Segment Start: INPUT DATA

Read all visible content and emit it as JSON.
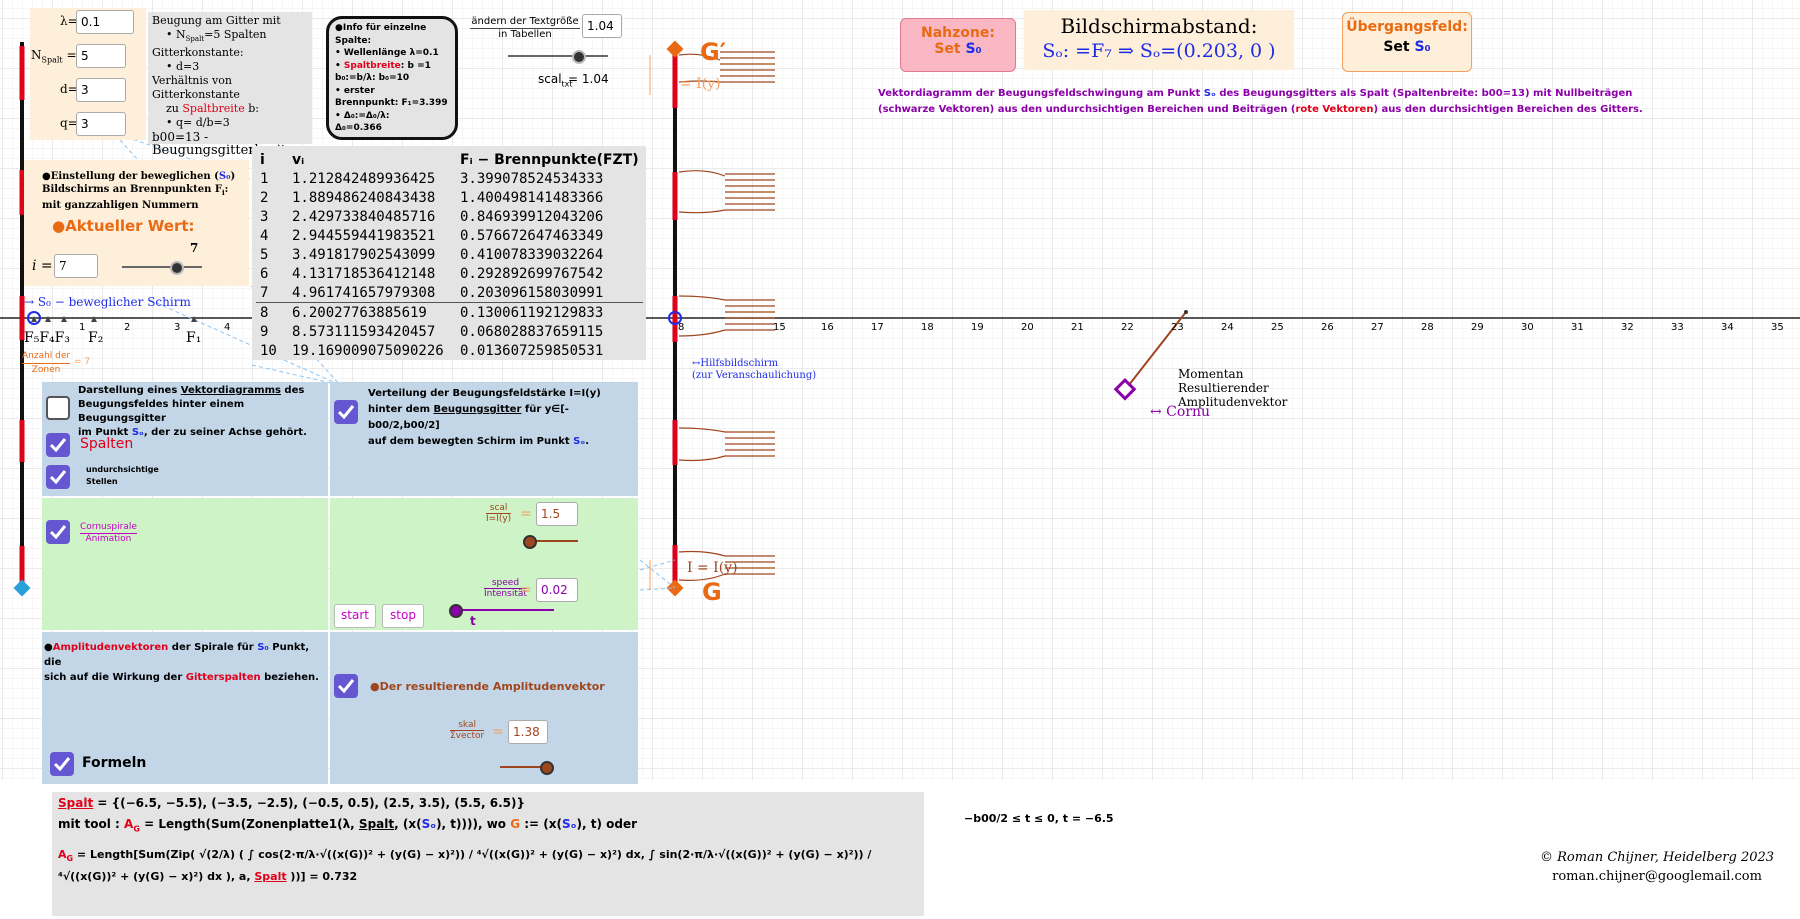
{
  "params": {
    "lambda_label": "λ=",
    "lambda_value": "0.1",
    "n_label": "N",
    "n_sub": "Spalt",
    "n_eq": " =",
    "n_value": "5",
    "d_label": "d=",
    "d_value": "3",
    "q_label": "q=",
    "q_value": "3"
  },
  "gitter_info": {
    "line1": "Beugung am Gitter mit",
    "line2": "• N",
    "line2_sub": "Spalt",
    "line2_rest": "=5 Spalten",
    "line3": "Gitterkonstante:",
    "line4": "• d=3",
    "line5": "Verhältnis von Gitterkonstante",
    "line6_a": "zu ",
    "line6_b": "Spaltbreite",
    "line6_c": " b:",
    "line7": "• q= d/b=3",
    "line8": "b00=13   -",
    "line9": "Beugungsgitterbreite"
  },
  "spalt_info": {
    "title": "●Info für einzelne Spalte:",
    "l1": "• Wellenlänge λ=0.1",
    "l2_a": "• ",
    "l2_b": "Spaltbreite",
    "l2_c": ": b =1",
    "l3": "b₀:=b/λ:     b₀=10",
    "l4": "• erster",
    "l5": "Brennpunkt:  F₁=3.399",
    "l6": "• Δ₀:=Δ₀/λ:",
    "l7": "Δ₀=0.366"
  },
  "textsize": {
    "label_top": "ändern der Textgröße",
    "label_bottom": "in Tabellen",
    "value": "1.04",
    "scal_label": "scal",
    "scal_sub": "txt",
    "scal_value": "= 1.04"
  },
  "nahzone": {
    "title": "Nahzone:",
    "set": "Set ",
    "s0": "S₀"
  },
  "bildschirm": {
    "title": "Bildschirmabstand:",
    "formula": "Sₒ: =F₇  ⇒  Sₒ=(0.203, 0 )"
  },
  "uebergang": {
    "title": "Übergangsfeld:",
    "set": "Set ",
    "s0": "S₀"
  },
  "vektor_desc": {
    "p1": "Vektordiagramm der Beugungsfeldschwingung am Punkt ",
    "s0": "Sₒ",
    "p2": " des Beugungsgitters als Spalt (Spaltenbreite: b00=13) mit Nullbeiträgen",
    "p3": "(schwarze Vektoren) aus den undurchsichtigen Bereichen und Beiträgen (",
    "p4": "rote Vektoren",
    "p5": ") aus den durchsichtigen Bereichen des Gitters."
  },
  "einstellung": {
    "l1_a": "●Einstellung der beweglichen (",
    "l1_b": "S₀",
    "l1_c": ")",
    "l2": "Bildschirms an Brennpunkten F",
    "l2_sub": "i",
    "l2_rest": ":",
    "l3": "mit ganzzahligen Nummern",
    "aktuell": "●Aktueller  Wert:",
    "i_label": "i =",
    "i_value": "7",
    "slider_value": "7"
  },
  "table": {
    "headers": [
      "i",
      "vᵢ",
      "Fᵢ − Brennpunkte(FZT)"
    ],
    "rows": [
      [
        "1",
        "1.212842489936425",
        "3.399078524534333"
      ],
      [
        "2",
        "1.889486240843438",
        "1.400498141483366"
      ],
      [
        "3",
        "2.429733840485716",
        "0.846939912043206"
      ],
      [
        "4",
        "2.944559441983521",
        "0.576672647463349"
      ],
      [
        "5",
        "3.491817902543099",
        "0.410078339032264"
      ],
      [
        "6",
        "4.131718536412148",
        "0.292892699767542"
      ],
      [
        "7",
        "4.961741657979308",
        "0.203096158030991"
      ],
      [
        "8",
        "6.20027763885619",
        "0.130061192129833"
      ],
      [
        "9",
        "8.573111593420457",
        "0.068028837659115"
      ],
      [
        "10",
        "19.169009075090226",
        "0.013607259850531"
      ]
    ]
  },
  "axis": {
    "s0_label": "→ S₀ − beweglicher Schirm",
    "f_labels": [
      "F₅",
      "F₄",
      "F₃",
      "F₂",
      "F₁"
    ],
    "anzahl_label_1": "Anzahl der",
    "anzahl_label_2": "Zonen",
    "anzahl_value": "= 7",
    "ticks": [
      "1",
      "2",
      "3",
      "4",
      "8",
      "15",
      "16",
      "17",
      "18",
      "19",
      "20",
      "21",
      "22",
      "23",
      "24",
      "25",
      "26",
      "27",
      "28",
      "29",
      "30",
      "31",
      "32",
      "33",
      "34",
      "35"
    ],
    "g_prime": "G′",
    "i_top": "= I(y)",
    "i_bottom": "I = I(y)",
    "g_label": "G",
    "hilfs_1": "↔Hilfsbildschirm",
    "hilfs_2": "(zur Veranschaulichung)",
    "momentan_1": "Momentan",
    "momentan_2": "Resultierender",
    "momentan_3": "Amplitudenvektor",
    "cornu": "↔ Cornu"
  },
  "left_panel": {
    "desc_1": "Darstellung eines ",
    "desc_vd": "Vektordiagramms",
    "desc_2": " des",
    "desc_3": "Beugungsfeldes hinter einem Beugungsgitter",
    "desc_4a": "im Punkt ",
    "desc_4b": "Sₒ",
    "desc_4c": ", der zu seiner Achse gehört.",
    "spalten": "Spalten",
    "undurch_1": "undurchsichtige",
    "undurch_2": "Stellen",
    "cornu_1": "Cornuspirale",
    "cornu_2": "Animation",
    "ampl_a": "●",
    "ampl_b": "Amplitudenvektoren",
    "ampl_c": " der Spirale für ",
    "ampl_d": "S₀",
    "ampl_e": " Punkt, die",
    "ampl_f": "sich auf die Wirkung der ",
    "ampl_g": "Gitterspalten",
    "ampl_h": " beziehen.",
    "formeln": "Formeln"
  },
  "right_panel": {
    "vert_1": "Verteilung der Beugungsfeldstärke I=I(y)",
    "vert_2a": "hinter dem ",
    "vert_2b": "Beugungsgitter",
    "vert_2c": " für y∈[-b00/2,b00/2]",
    "vert_3a": "auf dem bewegten Schirm im Punkt ",
    "vert_3b": "Sₒ",
    "vert_3c": ".",
    "scal_top": "scal",
    "scal_bottom": "I=I(y)",
    "scal_value": "1.5",
    "speed_top": "speed",
    "speed_bottom": "Intensität",
    "speed_value": "0.02",
    "start": "start",
    "stop": "stop",
    "t_label": "t",
    "result": "●Der resultierende Amplitudenvektor",
    "skal_top": "skal",
    "skal_bottom": "Σvector",
    "skal_value": "1.38"
  },
  "formula": {
    "l1_a": "Spalt",
    "l1_b": " = {(−6.5, −5.5), (−3.5, −2.5), (−0.5, 0.5), (2.5, 3.5), (5.5, 6.5)}",
    "l2_a": "mit tool : ",
    "l2_b": "A",
    "l2_c": " = Length(Sum(Zonenplatte1(λ, ",
    "l2_d": "Spalt",
    "l2_e": ", (x(",
    "l2_f": "Sₒ",
    "l2_g": "), t)))),  wo ",
    "l2_h": "G",
    "l2_i": " := (x(",
    "l2_j": "Sₒ",
    "l2_k": "), t) oder",
    "l3_a": "A",
    "l3_b": " = Length[Sum(Zip( √(2/λ) ( ∫ cos(2·π/λ·√((x(G))² + (y(G) − x)²)) / ⁴√((x(G))² + (y(G) − x)²) dx,  ∫ sin(2·π/λ·√((x(G))² + (y(G) − x)²)) / ⁴√((x(G))² + (y(G) − x)²) dx ), a, ",
    "l3_c": "Spalt",
    "l3_d": " ))] = 0.732",
    "range": "−b00/2 ≤ t ≤ 0,  t = −6.5"
  },
  "copyright": {
    "line1": "©   Roman Chijner,  Heidelberg  2023",
    "line2": "roman.chijner@googlemail.com"
  },
  "colors": {
    "red": "#e0001a",
    "blue": "#1e2ce6",
    "orange": "#ea6a14",
    "purple": "#8b00a8",
    "brown": "#a0461e",
    "checkbox": "#6557d2"
  }
}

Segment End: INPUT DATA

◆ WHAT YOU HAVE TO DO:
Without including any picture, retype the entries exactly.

◆ WRITTEN ANSWER:
Read all visible content and emit it as JSON.
{
  "params": {
    "lambda_label": "λ=",
    "lambda_value": "0.1",
    "n_label": "N",
    "n_sub": "Spalt",
    "n_eq": " =",
    "n_value": "5",
    "d_label": "d=",
    "d_value": "3",
    "q_label": "q=",
    "q_value": "3"
  },
  "gitter_info": {
    "line1": "Beugung am Gitter mit",
    "line2": "• N",
    "line2_sub": "Spalt",
    "line2_rest": "=5 Spalten",
    "line3": "Gitterkonstante:",
    "line4": "• d=3",
    "line5": "Verhältnis von Gitterkonstante",
    "line6_a": "zu ",
    "line6_b": "Spaltbreite",
    "line6_c": " b:",
    "line7": "• q= d/b=3",
    "line8": "b00=13   -",
    "line9": "Beugungsgitterbreite"
  },
  "spalt_info": {
    "title": "●Info für einzelne Spalte:",
    "l1": "• Wellenlänge λ=0.1",
    "l2_a": "• ",
    "l2_b": "Spaltbreite",
    "l2_c": ": b =1",
    "l3": "b₀:=b/λ:     b₀=10",
    "l4": "• erster",
    "l5": "Brennpunkt:  F₁=3.399",
    "l6": "• Δ₀:=Δ₀/λ:",
    "l7": "Δ₀=0.366"
  },
  "textsize": {
    "label_top": "ändern der Textgröße",
    "label_bottom": "in Tabellen",
    "value": "1.04",
    "scal_label": "scal",
    "scal_sub": "txt",
    "scal_value": "= 1.04"
  },
  "nahzone": {
    "title": "Nahzone:",
    "set": "Set ",
    "s0": "S₀"
  },
  "bildschirm": {
    "title": "Bildschirmabstand:",
    "formula": "Sₒ: =F₇  ⇒  Sₒ=(0.203, 0 )"
  },
  "uebergang": {
    "title": "Übergangsfeld:",
    "set": "Set ",
    "s0": "S₀"
  },
  "vektor_desc": {
    "p1": "Vektordiagramm der Beugungsfeldschwingung am Punkt ",
    "s0": "Sₒ",
    "p2": " des Beugungsgitters als Spalt (Spaltenbreite: b00=13) mit Nullbeiträgen",
    "p3": "(schwarze Vektoren) aus den undurchsichtigen Bereichen und Beiträgen (",
    "p4": "rote Vektoren",
    "p5": ") aus den durchsichtigen Bereichen des Gitters."
  },
  "einstellung": {
    "l1_a": "●Einstellung der beweglichen (",
    "l1_b": "S₀",
    "l1_c": ")",
    "l2": "Bildschirms an Brennpunkten F",
    "l2_sub": "i",
    "l2_rest": ":",
    "l3": "mit ganzzahligen Nummern",
    "aktuell": "●Aktueller  Wert:",
    "i_label": "i =",
    "i_value": "7",
    "slider_value": "7"
  },
  "table": {
    "headers": [
      "i",
      "vᵢ",
      "Fᵢ − Brennpunkte(FZT)"
    ],
    "rows": [
      [
        "1",
        "1.212842489936425",
        "3.399078524534333"
      ],
      [
        "2",
        "1.889486240843438",
        "1.400498141483366"
      ],
      [
        "3",
        "2.429733840485716",
        "0.846939912043206"
      ],
      [
        "4",
        "2.944559441983521",
        "0.576672647463349"
      ],
      [
        "5",
        "3.491817902543099",
        "0.410078339032264"
      ],
      [
        "6",
        "4.131718536412148",
        "0.292892699767542"
      ],
      [
        "7",
        "4.961741657979308",
        "0.203096158030991"
      ],
      [
        "8",
        "6.20027763885619",
        "0.130061192129833"
      ],
      [
        "9",
        "8.573111593420457",
        "0.068028837659115"
      ],
      [
        "10",
        "19.169009075090226",
        "0.013607259850531"
      ]
    ]
  },
  "axis": {
    "s0_label": "→ S₀ − beweglicher Schirm",
    "f_labels": [
      "F₅",
      "F₄",
      "F₃",
      "F₂",
      "F₁"
    ],
    "anzahl_label_1": "Anzahl der",
    "anzahl_label_2": "Zonen",
    "anzahl_value": "= 7",
    "ticks": [
      "1",
      "2",
      "3",
      "4",
      "8",
      "15",
      "16",
      "17",
      "18",
      "19",
      "20",
      "21",
      "22",
      "23",
      "24",
      "25",
      "26",
      "27",
      "28",
      "29",
      "30",
      "31",
      "32",
      "33",
      "34",
      "35"
    ],
    "g_prime": "G′",
    "i_top": "= I(y)",
    "i_bottom": "I = I(y)",
    "g_label": "G",
    "hilfs_1": "↔Hilfsbildschirm",
    "hilfs_2": "(zur Veranschaulichung)",
    "momentan_1": "Momentan",
    "momentan_2": "Resultierender",
    "momentan_3": "Amplitudenvektor",
    "cornu": "↔ Cornu"
  },
  "left_panel": {
    "desc_1": "Darstellung eines ",
    "desc_vd": "Vektordiagramms",
    "desc_2": " des",
    "desc_3": "Beugungsfeldes hinter einem Beugungsgitter",
    "desc_4a": "im Punkt ",
    "desc_4b": "Sₒ",
    "desc_4c": ", der zu seiner Achse gehört.",
    "spalten": "Spalten",
    "undurch_1": "undurchsichtige",
    "undurch_2": "Stellen",
    "cornu_1": "Cornuspirale",
    "cornu_2": "Animation",
    "ampl_a": "●",
    "ampl_b": "Amplitudenvektoren",
    "ampl_c": " der Spirale für ",
    "ampl_d": "S₀",
    "ampl_e": " Punkt, die",
    "ampl_f": "sich auf die Wirkung der ",
    "ampl_g": "Gitterspalten",
    "ampl_h": " beziehen.",
    "formeln": "Formeln"
  },
  "right_panel": {
    "vert_1": "Verteilung der Beugungsfeldstärke I=I(y)",
    "vert_2a": "hinter dem ",
    "vert_2b": "Beugungsgitter",
    "vert_2c": " für y∈[-b00/2,b00/2]",
    "vert_3a": "auf dem bewegten Schirm im Punkt ",
    "vert_3b": "Sₒ",
    "vert_3c": ".",
    "scal_top": "scal",
    "scal_bottom": "I=I(y)",
    "scal_value": "1.5",
    "speed_top": "speed",
    "speed_bottom": "Intensität",
    "speed_value": "0.02",
    "start": "start",
    "stop": "stop",
    "t_label": "t",
    "result": "●Der resultierende Amplitudenvektor",
    "skal_top": "skal",
    "skal_bottom": "Σvector",
    "skal_value": "1.38"
  },
  "formula": {
    "l1_a": "Spalt",
    "l1_b": " = {(−6.5, −5.5), (−3.5, −2.5), (−0.5, 0.5), (2.5, 3.5), (5.5, 6.5)}",
    "l2_a": "mit tool : ",
    "l2_b": "A",
    "l2_c": " = Length(Sum(Zonenplatte1(λ, ",
    "l2_d": "Spalt",
    "l2_e": ", (x(",
    "l2_f": "Sₒ",
    "l2_g": "), t)))),  wo ",
    "l2_h": "G",
    "l2_i": " := (x(",
    "l2_j": "Sₒ",
    "l2_k": "), t) oder",
    "l3_a": "A",
    "l3_b": " = Length[Sum(Zip( √(2/λ) ( ∫ cos(2·π/λ·√((x(G))² + (y(G) − x)²)) / ⁴√((x(G))² + (y(G) − x)²) dx,  ∫ sin(2·π/λ·√((x(G))² + (y(G) − x)²)) / ⁴√((x(G))² + (y(G) − x)²) dx ), a, ",
    "l3_c": "Spalt",
    "l3_d": " ))] = 0.732",
    "range": "−b00/2 ≤ t ≤ 0,  t = −6.5"
  },
  "copyright": {
    "line1": "©   Roman Chijner,  Heidelberg  2023",
    "line2": "roman.chijner@googlemail.com"
  },
  "colors": {
    "red": "#e0001a",
    "blue": "#1e2ce6",
    "orange": "#ea6a14",
    "purple": "#8b00a8",
    "brown": "#a0461e",
    "checkbox": "#6557d2"
  }
}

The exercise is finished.